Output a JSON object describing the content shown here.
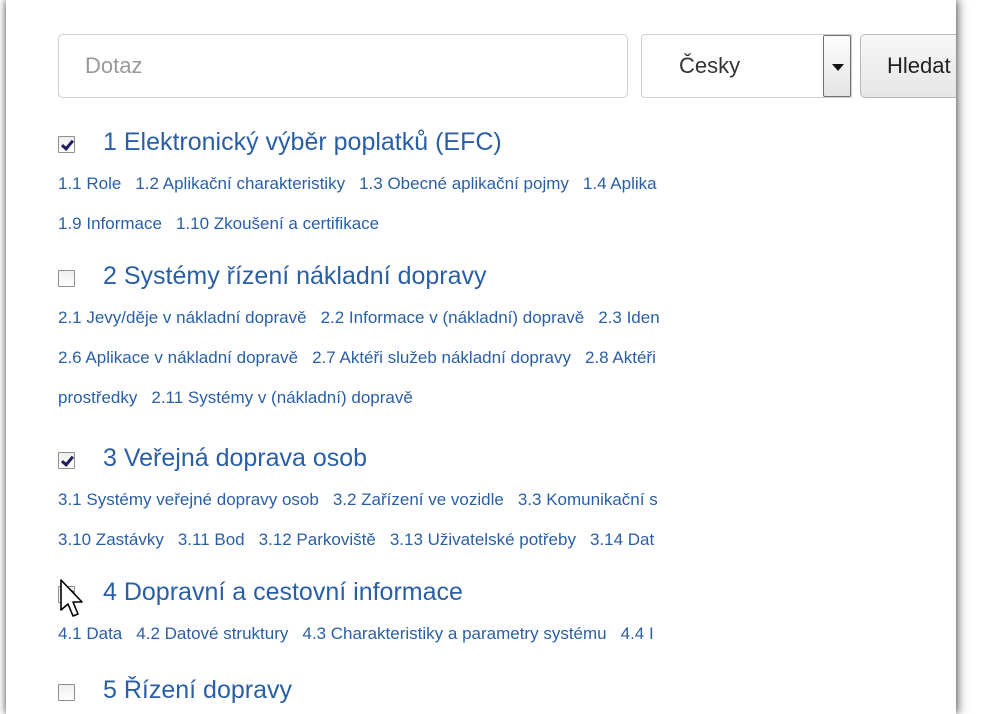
{
  "search": {
    "placeholder": "Dotaz",
    "language": "Česky",
    "button": "Hledat"
  },
  "categories": [
    {
      "title": "1 Elektronický výběr poplatků (EFC)",
      "checked": true,
      "lines": [
        [
          "1.1 Role",
          "1.2 Aplikační charakteristiky",
          "1.3 Obecné aplikační pojmy",
          "1.4 Aplika"
        ],
        [
          "1.9 Informace",
          "1.10 Zkoušení a certifikace"
        ]
      ]
    },
    {
      "title": "2 Systémy řízení nákladní dopravy",
      "checked": false,
      "lines": [
        [
          "2.1 Jevy/děje v nákladní dopravě",
          "2.2 Informace v (nákladní) dopravě",
          "2.3 Iden"
        ],
        [
          "2.6 Aplikace v nákladní dopravě",
          "2.7 Aktéři služeb nákladní dopravy",
          "2.8 Aktéři"
        ],
        [
          "prostředky",
          "2.11 Systémy v (nákladní) dopravě"
        ]
      ]
    },
    {
      "title": "3 Veřejná doprava osob",
      "checked": true,
      "lines": [
        [
          "3.1 Systémy veřejné dopravy osob",
          "3.2 Zařízení ve vozidle",
          "3.3 Komunikační s"
        ],
        [
          "3.10 Zastávky",
          "3.11 Bod",
          "3.12 Parkoviště",
          "3.13 Uživatelské potřeby",
          "3.14 Dat"
        ]
      ]
    },
    {
      "title": "4 Dopravní a cestovní informace",
      "checked": true,
      "lines": [
        [
          "4.1 Data",
          "4.2 Datové struktury",
          "4.3 Charakteristiky a parametry systému",
          "4.4 I"
        ]
      ]
    },
    {
      "title": "5 Řízení dopravy",
      "checked": false,
      "lines": []
    }
  ]
}
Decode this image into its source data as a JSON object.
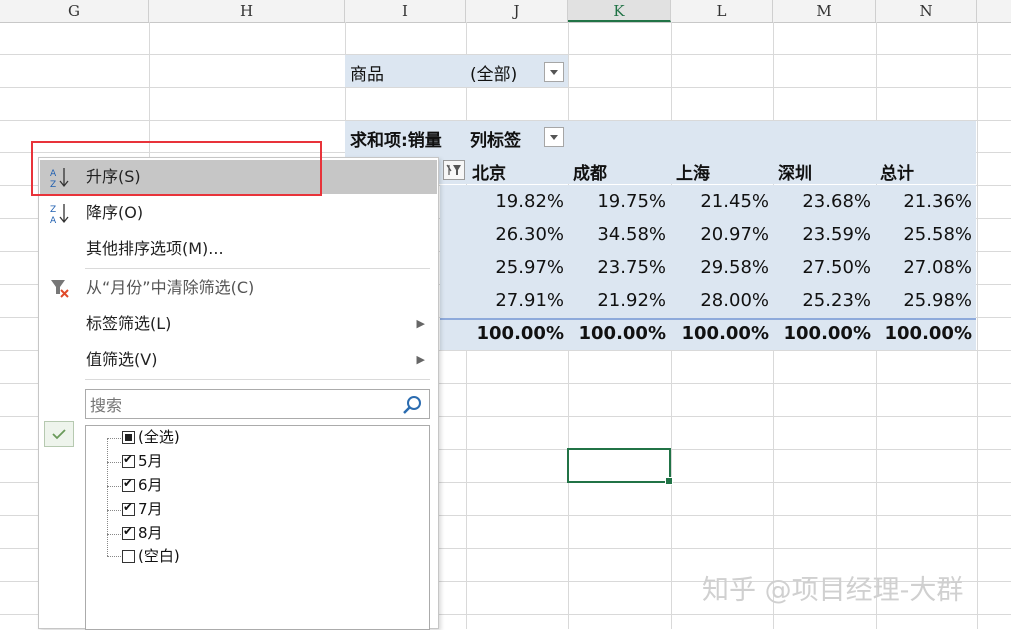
{
  "columns": [
    "G",
    "H",
    "I",
    "J",
    "K",
    "L",
    "M",
    "N"
  ],
  "selected_column": "K",
  "pivot": {
    "filter_field": "商品",
    "filter_value": "(全部)",
    "value_field": "求和项:销量",
    "col_label": "列标签",
    "headers": [
      "北京",
      "成都",
      "上海",
      "深圳",
      "总计"
    ],
    "rows": [
      [
        "19.82%",
        "19.75%",
        "21.45%",
        "23.68%",
        "21.36%"
      ],
      [
        "26.30%",
        "34.58%",
        "20.97%",
        "23.59%",
        "25.58%"
      ],
      [
        "25.97%",
        "23.75%",
        "29.58%",
        "27.50%",
        "27.08%"
      ],
      [
        "27.91%",
        "21.92%",
        "28.00%",
        "25.23%",
        "25.98%"
      ]
    ],
    "totals": [
      "100.00%",
      "100.00%",
      "100.00%",
      "100.00%",
      "100.00%"
    ]
  },
  "menu": {
    "sort_asc": "升序(S)",
    "sort_desc": "降序(O)",
    "more_sort": "其他排序选项(M)...",
    "clear_filter": "从“月份”中清除筛选(C)",
    "label_filter": "标签筛选(L)",
    "value_filter": "值筛选(V)",
    "search_placeholder": "搜索",
    "items": [
      {
        "label": "(全选)",
        "state": "partial"
      },
      {
        "label": "5月",
        "state": "checked"
      },
      {
        "label": "6月",
        "state": "checked"
      },
      {
        "label": "7月",
        "state": "checked"
      },
      {
        "label": "8月",
        "state": "checked"
      },
      {
        "label": "(空白)",
        "state": "unchecked"
      }
    ]
  },
  "watermark": "知乎 @项目经理-大群",
  "colors": {
    "accent": "#217346",
    "pivot_band": "#dce6f1",
    "highlight_box": "#e8333a"
  }
}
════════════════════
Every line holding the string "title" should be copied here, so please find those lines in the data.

### WRITTEN ANSWER
      "title": "1 Elektronický výběr poplatků (EFC)",
      "title": "2 Systémy řízení nákladní dopravy",
      "title": "3 Veřejná doprava osob",
      "title": "4 Dopravní a cestovní informace",
      "title": "5 Řízení dopravy",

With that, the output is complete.